Secondly, despite the tough fiscal environment, the Chancellor has the scope to fund a range of areas of policy in dire need of extra resources. These include social care, where rising costs at a time of falling resources are set to generate a severe funding squeeze for local government, 16-19 education, where many 6th-form and FE colleges are at risk of great financial difficulty, and funding a guaranteed paid job for young people in long-term unemployment. Our paper suggests a range of options for how to put these and other areas of policy on a sustainable funding footing.

There is a political angle to this as well. The Conservatives are keen to be seen as a party representing all working people, as shown by the "blue-collar Conservatism" agenda. In addition, the spending review offers the Conservative party the opportunity to return to ‘Compassionate Conservatism’ as a going concern.  If they are truly serious about being seen in this light, this should be reflected in a social investment agenda pursued through the spending review that promotes employment and secures a future for public services outside the NHS and schools.

This will come at a cost, however. In our paper, we show how the Chancellor could fund our package of proposed policies without increasing the pain on other areas of government, while remaining consistent with the government’s fiscal rules that require him to reach a surplus on overall government borrowing by 2019-20. We do not agree that the Government needs to reach a surplus in that year. But given this target wont be scrapped ahead of the spending review, we suggest that he should target a slightly lower surplus in 2019/20 of £7bn, with the deficit the year before being £2bn higher. In addition, we propose several revenue-raising measures in line with recent government tax policy that together would unlock an additional £5bn of resource for government departments.

Make no mistake, this will be a tough settlement for government departments and for public services.

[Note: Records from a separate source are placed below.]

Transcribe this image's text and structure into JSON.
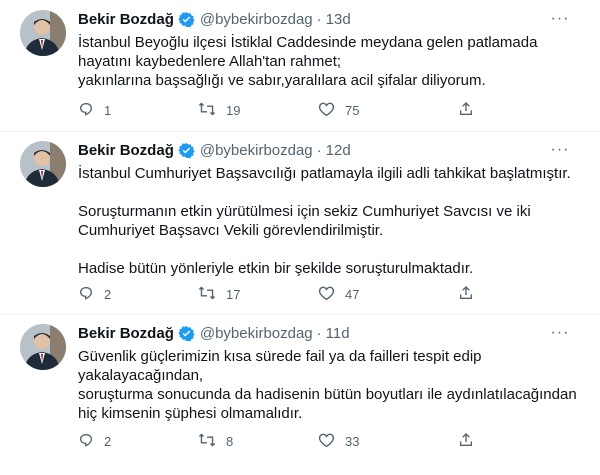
{
  "tweets": [
    {
      "author_name": "Bekir Bozdağ",
      "handle": "@bybekirbozdag",
      "separator": "·",
      "time": "13d",
      "paragraphs": [
        "İstanbul Beyoğlu ilçesi İstiklal Caddesinde meydana gelen patlamada",
        "hayatını kaybedenlere Allah'tan rahmet;",
        "yakınlarına başsağlığı ve sabır,yaralılara acil şifalar diliyorum."
      ],
      "replies": "1",
      "retweets": "19",
      "likes": "75"
    },
    {
      "author_name": "Bekir Bozdağ",
      "handle": "@bybekirbozdag",
      "separator": "·",
      "time": "12d",
      "paragraphs": [
        "İstanbul Cumhuriyet Başsavcılığı patlamayla ilgili adli tahkikat başlatmıştır.",
        "Soruşturmanın etkin yürütülmesi için sekiz Cumhuriyet Savcısı ve iki",
        "Cumhuriyet Başsavcı Vekili görevlendirilmiştir.",
        "Hadise bütün yönleriyle etkin bir şekilde soruşturulmaktadır."
      ],
      "replies": "2",
      "retweets": "17",
      "likes": "47"
    },
    {
      "author_name": "Bekir Bozdağ",
      "handle": "@bybekirbozdag",
      "separator": "·",
      "time": "11d",
      "paragraphs": [
        "Güvenlik güçlerimizin kısa sürede fail ya da failleri tespit edip",
        "yakalayacağından,",
        "soruşturma sonucunda da hadisenin bütün boyutları ile aydınlatılacağından",
        "hiç kimsenin şüphesi olmamalıdır."
      ],
      "replies": "2",
      "retweets": "8",
      "likes": "33"
    }
  ],
  "more_glyph": "···",
  "icons": {
    "verified": "verified-badge-icon",
    "reply": "reply-icon",
    "retweet": "retweet-icon",
    "like": "heart-icon",
    "share": "share-icon",
    "more": "more-icon"
  },
  "colors": {
    "verified_blue": "#1d9bf0",
    "secondary_text": "#536471",
    "primary_text": "#0f1419",
    "divider": "#eff3f4"
  }
}
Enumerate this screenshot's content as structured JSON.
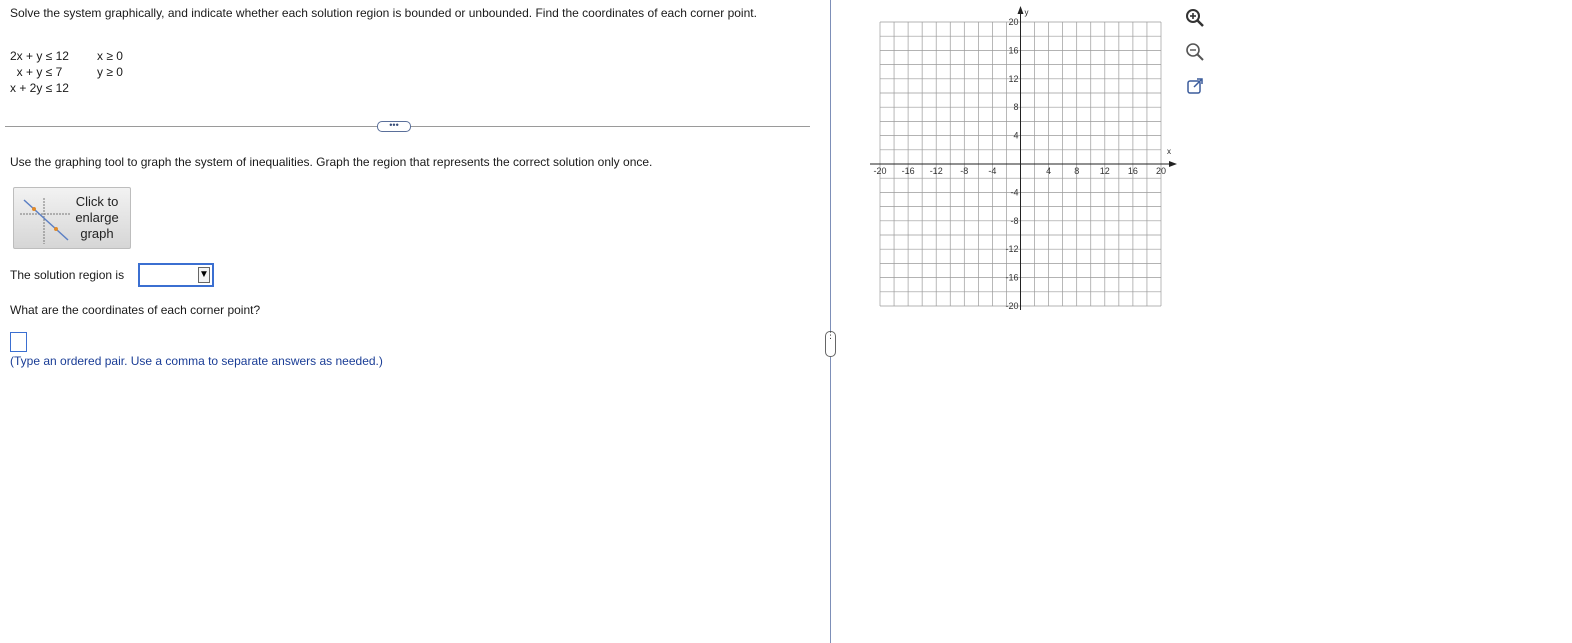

But the Chancellor does have a range of options open as he plans the upcoming spending review. Expect his reputation as a highly political Chancellor to be on full display.

Spencer Thompson is economic analyst at IPPR